WORK REQUIRED:
For each line in the data below that has the word "haired", copy that line.
Segment Start: SUPPLIED MATERIAL
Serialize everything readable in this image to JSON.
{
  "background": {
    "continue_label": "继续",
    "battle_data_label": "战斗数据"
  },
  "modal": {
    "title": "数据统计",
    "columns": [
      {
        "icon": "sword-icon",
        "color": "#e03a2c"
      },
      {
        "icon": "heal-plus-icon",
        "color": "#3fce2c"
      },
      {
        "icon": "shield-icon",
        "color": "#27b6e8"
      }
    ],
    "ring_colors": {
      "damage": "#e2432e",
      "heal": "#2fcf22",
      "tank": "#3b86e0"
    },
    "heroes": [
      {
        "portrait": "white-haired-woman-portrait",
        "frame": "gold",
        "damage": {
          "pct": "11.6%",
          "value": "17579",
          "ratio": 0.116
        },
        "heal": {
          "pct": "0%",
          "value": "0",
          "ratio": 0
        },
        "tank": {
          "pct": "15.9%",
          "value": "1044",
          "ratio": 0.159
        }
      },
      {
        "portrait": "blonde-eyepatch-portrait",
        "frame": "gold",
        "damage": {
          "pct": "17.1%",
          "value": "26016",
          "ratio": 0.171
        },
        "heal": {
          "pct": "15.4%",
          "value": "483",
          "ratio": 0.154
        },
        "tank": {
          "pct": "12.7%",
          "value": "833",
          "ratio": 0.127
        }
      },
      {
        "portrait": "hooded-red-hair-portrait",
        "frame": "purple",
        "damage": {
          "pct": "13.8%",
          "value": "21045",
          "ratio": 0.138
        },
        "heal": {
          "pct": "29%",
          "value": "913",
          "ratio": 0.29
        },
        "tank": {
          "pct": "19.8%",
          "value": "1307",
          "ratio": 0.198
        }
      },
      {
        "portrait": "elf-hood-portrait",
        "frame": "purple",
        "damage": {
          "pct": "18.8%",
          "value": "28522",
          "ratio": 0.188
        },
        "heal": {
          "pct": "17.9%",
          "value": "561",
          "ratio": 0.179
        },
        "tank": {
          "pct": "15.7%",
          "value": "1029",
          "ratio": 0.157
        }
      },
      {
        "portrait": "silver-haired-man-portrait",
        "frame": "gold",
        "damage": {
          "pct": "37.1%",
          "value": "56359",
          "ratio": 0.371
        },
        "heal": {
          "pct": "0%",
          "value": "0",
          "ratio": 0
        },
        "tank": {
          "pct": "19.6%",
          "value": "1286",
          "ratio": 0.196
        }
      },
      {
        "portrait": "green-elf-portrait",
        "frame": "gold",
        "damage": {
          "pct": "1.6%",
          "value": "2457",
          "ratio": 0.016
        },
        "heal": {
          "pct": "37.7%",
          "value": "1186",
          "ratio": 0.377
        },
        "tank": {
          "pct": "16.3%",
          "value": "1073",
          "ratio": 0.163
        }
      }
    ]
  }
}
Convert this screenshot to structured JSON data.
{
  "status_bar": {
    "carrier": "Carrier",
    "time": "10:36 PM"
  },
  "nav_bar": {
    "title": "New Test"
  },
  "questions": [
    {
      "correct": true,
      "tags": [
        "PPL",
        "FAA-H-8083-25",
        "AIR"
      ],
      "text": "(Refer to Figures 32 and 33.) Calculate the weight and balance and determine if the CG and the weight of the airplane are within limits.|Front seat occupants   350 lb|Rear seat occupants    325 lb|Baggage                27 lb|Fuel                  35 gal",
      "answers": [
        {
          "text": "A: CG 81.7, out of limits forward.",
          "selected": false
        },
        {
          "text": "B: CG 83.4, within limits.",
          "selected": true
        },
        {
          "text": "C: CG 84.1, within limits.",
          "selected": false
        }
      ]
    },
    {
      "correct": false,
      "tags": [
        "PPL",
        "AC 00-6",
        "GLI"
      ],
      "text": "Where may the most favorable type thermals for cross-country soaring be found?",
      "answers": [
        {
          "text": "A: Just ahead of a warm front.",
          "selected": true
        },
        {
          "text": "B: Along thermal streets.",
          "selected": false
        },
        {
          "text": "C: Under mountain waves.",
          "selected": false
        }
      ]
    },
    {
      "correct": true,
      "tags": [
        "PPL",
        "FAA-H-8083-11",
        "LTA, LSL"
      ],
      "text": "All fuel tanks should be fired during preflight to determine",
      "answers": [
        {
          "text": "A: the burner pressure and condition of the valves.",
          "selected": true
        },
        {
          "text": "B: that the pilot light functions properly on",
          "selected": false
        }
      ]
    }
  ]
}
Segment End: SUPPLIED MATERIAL
TASK ANSWER:
        "portrait": "white-haired-woman-portrait",
        "portrait": "silver-haired-man-portrait",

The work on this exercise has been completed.